While Obama disputes the downgrade, he doesn’t actually take issue with Standard and Poor’s assessment of our political system. As he put it, the United States doesn’t need S&P to tell us that “using the debt ceiling as a threat” would be disastrous to our economy, or that Washington gridlock hasn’t been “constructive.”
Insofar that there’s any difference between S&P’s explanation of our debt downgrade and Obama’s endorsement of its reasoning, it’s S&P’s willingness to attack Republicans for turning the debt ceiling into an occasion for brinksmanship, and the president’s refusal to follow suit. Instead, Obama doubled-down on his usual formulation: Both sides need to set aside their shibboleths for the sake of getting something done. In this case, that something involves extending the payroll tax cuts, renewing unemployment insurance, and investing more in improving infrastructure.
Of course, just because Obama won’t say that Republicans are to blame doesn’t mean that they aren’t, and more important, it doesn’t mean that they won’t try this game again. There’s still one battle left on the horizon – the fight over 2012 appropriations – and Republicans show every intention of digging in their heels and forcing Democrats to accept further cuts or even pass a balanced-budget amendment.

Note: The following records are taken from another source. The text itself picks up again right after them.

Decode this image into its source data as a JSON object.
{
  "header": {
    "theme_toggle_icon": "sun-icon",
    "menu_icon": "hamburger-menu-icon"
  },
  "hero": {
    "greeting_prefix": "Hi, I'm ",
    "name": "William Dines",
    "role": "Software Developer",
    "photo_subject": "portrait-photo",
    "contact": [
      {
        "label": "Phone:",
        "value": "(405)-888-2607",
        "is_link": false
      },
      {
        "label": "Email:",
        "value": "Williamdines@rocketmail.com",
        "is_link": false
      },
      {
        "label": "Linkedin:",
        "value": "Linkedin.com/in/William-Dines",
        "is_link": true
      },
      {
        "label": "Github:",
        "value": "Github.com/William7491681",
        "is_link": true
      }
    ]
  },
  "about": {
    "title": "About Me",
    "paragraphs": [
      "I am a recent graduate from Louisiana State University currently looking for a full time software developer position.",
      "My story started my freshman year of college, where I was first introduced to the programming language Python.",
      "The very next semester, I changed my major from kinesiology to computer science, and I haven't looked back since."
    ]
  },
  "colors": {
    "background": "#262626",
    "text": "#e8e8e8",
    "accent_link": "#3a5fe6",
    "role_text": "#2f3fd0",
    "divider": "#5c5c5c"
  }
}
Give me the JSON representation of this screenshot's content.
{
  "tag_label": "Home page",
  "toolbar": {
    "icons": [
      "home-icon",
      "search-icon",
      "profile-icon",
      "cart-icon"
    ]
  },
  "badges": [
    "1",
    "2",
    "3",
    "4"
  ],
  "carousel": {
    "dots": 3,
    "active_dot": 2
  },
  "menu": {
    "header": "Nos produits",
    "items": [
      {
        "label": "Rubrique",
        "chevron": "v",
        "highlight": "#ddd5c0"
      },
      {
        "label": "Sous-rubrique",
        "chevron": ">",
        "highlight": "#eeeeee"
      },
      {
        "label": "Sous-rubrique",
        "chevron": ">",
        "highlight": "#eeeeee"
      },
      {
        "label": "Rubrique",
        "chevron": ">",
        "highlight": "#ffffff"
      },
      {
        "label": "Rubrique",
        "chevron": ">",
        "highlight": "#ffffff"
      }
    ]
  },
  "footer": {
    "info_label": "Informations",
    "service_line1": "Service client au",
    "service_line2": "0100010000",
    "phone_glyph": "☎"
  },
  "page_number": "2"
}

Strong rhetoric from President Obama won’t change the fundamentals of the situation – right-wing conservatives are still an influential faction in the House Republican caucus – and it won’t move public opinion, but it can gear up liberals, Democrats, and activists for the next budget fight. And given Obama’s flagging reputation with his progressive supporters, it’s probably an avenue he should look into.